Anyone working in healthcare know if there exists a match making service between health technology providers that want to trial their product and health services providers willing to conduct trials? Something along the lines of http://www.pilothealthtechnyc.com/ -The program seeks to match early-stage health or healthcare technology companies ('innovators') with key NYC healthcare service organizations and stakeholders ('hosts'), including hospitals, physician clinics, payors, pharma companies, nursing associations, major employers and retailers - but with a national or international focus as opposed to one city?
If not, would you be interested in such a service if it worked something like the NYC program mixed with AngelList mixed with LinkedIn and/or a dating site?
Thanks for the reply, Dr. Adegbola.
> I am not sure I get what "the NYC program mixed with AngelList
> mixed with LinkedIn and/or a dating site" means.
I was envisioning a service where participants would be divided into two groups, to borrow the terminology from the NYC program, lets call them ‘innovators' and 'hosts’. Innovators would list their products and what problem it solves, for example:
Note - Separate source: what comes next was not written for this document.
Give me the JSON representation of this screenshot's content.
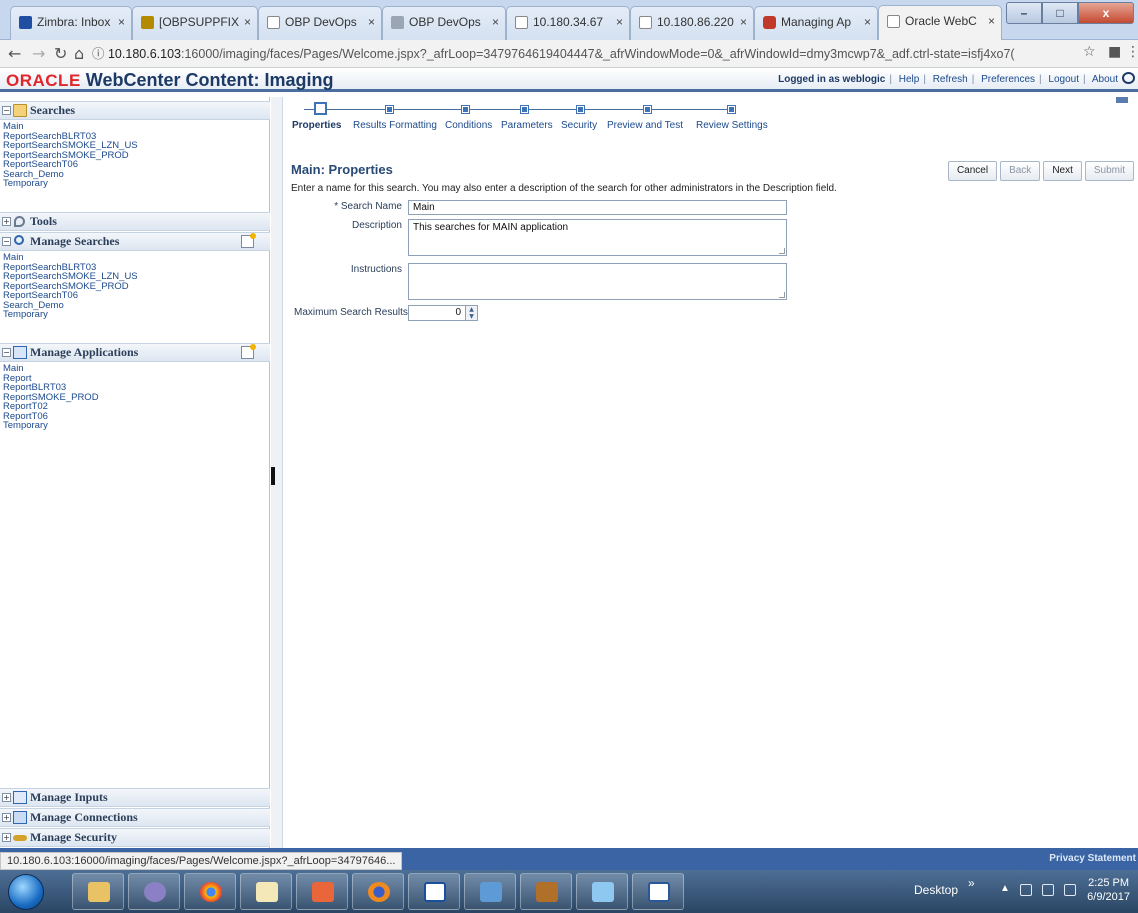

And hosts would be listed by a general description and what problems they are trying to solve, for examples:
The hosts would be able to search for and contact innovators regarding testing their solutions. The hosts may not want to openly admit what their problem areas are nor get inundated with requests, so they could choose to remain anonymous except to the innovators of their choice.
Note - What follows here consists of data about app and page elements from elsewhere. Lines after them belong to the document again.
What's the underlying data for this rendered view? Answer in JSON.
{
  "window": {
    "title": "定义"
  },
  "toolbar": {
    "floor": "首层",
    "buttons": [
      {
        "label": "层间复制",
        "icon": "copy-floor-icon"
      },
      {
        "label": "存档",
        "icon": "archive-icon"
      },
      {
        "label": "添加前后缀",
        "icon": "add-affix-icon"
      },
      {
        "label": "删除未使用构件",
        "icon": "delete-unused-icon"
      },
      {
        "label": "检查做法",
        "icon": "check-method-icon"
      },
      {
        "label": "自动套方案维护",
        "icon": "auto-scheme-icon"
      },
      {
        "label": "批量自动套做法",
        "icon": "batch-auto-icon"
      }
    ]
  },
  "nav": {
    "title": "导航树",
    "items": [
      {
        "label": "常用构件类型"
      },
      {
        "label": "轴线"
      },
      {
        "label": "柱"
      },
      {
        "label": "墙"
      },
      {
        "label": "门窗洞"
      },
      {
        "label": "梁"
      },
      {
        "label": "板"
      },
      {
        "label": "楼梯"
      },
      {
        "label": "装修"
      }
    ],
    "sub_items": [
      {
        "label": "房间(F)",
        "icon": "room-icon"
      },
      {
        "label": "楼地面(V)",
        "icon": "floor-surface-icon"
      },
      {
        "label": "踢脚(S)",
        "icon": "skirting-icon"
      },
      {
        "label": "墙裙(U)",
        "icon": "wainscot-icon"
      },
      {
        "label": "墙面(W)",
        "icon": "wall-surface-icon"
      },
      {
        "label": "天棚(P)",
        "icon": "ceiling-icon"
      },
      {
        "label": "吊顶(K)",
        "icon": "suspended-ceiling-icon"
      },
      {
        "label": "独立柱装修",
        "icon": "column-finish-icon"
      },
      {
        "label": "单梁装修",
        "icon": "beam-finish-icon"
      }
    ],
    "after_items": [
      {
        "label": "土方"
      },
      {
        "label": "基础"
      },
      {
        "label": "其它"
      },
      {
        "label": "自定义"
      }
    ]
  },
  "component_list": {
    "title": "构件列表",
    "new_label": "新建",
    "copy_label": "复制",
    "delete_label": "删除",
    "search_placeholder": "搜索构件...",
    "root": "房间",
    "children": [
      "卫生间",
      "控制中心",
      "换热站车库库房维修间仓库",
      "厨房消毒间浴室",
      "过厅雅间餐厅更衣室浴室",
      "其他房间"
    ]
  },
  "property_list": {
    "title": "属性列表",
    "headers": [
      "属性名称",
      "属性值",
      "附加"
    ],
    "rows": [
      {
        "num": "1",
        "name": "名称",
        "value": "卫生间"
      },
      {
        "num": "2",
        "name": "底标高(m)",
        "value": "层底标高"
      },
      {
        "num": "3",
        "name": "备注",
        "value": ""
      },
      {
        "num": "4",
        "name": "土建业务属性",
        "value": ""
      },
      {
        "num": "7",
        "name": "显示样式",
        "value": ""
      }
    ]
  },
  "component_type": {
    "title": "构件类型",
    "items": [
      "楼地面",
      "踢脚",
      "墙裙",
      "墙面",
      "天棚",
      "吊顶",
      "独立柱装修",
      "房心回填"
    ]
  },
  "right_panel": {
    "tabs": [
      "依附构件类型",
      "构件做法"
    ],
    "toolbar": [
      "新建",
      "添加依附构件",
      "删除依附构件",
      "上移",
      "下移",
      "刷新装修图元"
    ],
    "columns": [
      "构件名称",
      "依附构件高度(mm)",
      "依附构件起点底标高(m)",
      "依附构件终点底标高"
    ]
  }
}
> But if you mean connecting sponsors .. there are companies
> that offer such services, so there is demand.
I didn’t do an exhaustive search, but I did find what I would call full-service, clinical trial consultants. A lot of innovators cannot get funds to hire a consultant until they can show investors that there is market interest in their product. Having a trial or two under your belt or at least signed letters-of-intent proves market interest.
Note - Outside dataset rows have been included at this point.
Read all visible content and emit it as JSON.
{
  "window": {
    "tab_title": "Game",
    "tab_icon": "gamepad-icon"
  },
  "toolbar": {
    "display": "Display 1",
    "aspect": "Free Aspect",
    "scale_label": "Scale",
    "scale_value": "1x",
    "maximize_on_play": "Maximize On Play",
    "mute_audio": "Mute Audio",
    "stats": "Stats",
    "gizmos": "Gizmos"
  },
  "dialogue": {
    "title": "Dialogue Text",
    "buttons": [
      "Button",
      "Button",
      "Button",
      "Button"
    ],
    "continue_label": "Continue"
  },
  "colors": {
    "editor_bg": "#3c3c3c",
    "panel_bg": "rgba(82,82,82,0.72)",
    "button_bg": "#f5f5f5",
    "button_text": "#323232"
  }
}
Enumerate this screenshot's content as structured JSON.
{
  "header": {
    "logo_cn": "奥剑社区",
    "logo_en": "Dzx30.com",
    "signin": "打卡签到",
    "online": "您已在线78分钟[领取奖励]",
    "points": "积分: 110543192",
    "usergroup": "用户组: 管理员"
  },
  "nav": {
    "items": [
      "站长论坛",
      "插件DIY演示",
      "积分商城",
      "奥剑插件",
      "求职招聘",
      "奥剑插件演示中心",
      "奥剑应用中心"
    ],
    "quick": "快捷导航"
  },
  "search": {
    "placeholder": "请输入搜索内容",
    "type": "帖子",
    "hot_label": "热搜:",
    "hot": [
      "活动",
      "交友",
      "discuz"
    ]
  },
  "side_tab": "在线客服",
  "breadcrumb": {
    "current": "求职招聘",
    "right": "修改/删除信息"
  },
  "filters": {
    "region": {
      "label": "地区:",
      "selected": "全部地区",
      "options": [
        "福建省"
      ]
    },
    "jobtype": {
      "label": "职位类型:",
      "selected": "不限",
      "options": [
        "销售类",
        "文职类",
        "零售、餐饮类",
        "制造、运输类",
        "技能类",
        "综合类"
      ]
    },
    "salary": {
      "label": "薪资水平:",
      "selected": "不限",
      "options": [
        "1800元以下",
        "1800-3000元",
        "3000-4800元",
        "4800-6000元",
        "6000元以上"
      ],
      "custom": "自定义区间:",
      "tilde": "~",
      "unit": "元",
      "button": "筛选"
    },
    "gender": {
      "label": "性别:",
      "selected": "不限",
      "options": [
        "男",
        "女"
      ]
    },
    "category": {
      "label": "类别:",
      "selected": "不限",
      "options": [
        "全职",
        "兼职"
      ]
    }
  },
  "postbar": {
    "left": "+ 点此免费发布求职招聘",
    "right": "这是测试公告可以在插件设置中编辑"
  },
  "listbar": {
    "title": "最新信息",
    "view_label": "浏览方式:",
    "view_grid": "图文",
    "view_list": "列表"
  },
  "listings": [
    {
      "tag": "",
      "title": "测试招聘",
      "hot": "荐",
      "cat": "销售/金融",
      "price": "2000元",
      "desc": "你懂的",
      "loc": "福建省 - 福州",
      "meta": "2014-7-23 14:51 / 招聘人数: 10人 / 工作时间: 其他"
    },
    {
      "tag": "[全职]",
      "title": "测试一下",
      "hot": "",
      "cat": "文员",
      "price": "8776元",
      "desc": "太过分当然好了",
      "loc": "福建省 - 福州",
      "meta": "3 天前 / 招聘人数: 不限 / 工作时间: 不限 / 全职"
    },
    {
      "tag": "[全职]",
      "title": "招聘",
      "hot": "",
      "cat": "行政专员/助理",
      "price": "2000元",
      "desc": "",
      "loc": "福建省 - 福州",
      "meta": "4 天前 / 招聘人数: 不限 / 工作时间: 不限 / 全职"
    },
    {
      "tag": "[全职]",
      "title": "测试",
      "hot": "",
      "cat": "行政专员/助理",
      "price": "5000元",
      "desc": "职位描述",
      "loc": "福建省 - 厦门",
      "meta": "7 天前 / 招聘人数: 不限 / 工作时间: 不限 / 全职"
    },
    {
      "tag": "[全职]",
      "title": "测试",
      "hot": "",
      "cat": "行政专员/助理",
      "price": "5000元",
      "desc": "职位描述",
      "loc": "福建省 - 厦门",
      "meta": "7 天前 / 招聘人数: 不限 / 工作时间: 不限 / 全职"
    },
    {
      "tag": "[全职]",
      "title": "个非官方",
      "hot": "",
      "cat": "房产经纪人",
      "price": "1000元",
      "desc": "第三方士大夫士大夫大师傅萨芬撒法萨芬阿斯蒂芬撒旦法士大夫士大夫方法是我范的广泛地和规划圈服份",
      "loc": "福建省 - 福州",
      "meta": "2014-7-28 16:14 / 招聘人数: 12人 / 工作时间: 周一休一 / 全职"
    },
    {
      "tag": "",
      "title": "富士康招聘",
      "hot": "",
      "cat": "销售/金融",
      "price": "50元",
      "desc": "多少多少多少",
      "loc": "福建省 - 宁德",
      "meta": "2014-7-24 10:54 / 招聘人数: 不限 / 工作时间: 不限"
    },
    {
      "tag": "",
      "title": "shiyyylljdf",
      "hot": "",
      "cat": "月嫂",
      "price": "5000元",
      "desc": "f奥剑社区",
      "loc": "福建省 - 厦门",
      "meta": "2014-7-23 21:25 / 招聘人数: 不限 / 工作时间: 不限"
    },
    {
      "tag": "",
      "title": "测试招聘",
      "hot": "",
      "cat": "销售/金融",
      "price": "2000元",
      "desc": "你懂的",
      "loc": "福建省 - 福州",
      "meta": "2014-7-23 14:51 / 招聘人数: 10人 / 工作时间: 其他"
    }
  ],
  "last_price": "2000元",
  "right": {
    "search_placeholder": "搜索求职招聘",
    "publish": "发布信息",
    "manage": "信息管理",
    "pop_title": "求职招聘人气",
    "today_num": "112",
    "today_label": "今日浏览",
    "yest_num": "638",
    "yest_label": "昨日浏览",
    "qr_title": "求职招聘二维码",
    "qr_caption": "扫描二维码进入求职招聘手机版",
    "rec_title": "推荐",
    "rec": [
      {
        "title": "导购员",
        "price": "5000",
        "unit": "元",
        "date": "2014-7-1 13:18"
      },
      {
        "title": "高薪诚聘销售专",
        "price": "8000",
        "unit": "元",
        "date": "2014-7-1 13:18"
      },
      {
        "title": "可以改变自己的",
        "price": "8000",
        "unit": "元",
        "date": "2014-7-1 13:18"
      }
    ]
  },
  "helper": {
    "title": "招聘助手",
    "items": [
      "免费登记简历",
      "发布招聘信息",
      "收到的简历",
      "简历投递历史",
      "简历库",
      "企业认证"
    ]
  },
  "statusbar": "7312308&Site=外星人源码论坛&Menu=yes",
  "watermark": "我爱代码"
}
These consultants also seemed to concentrate on traditional trials with patients as participants. In the examples I gave above, I purposely mixed up patient trials with staff trials. Which brings up the question, if there are no patients involved, is it still a clinical trial or does the medical community treat it differently?
> If you could find a way to consistently identify PIs that would
> enroll on time, that would solve a pain point in the process.
Tracking sponsors on how well they do enrolling patients on time would definitely be a good metric.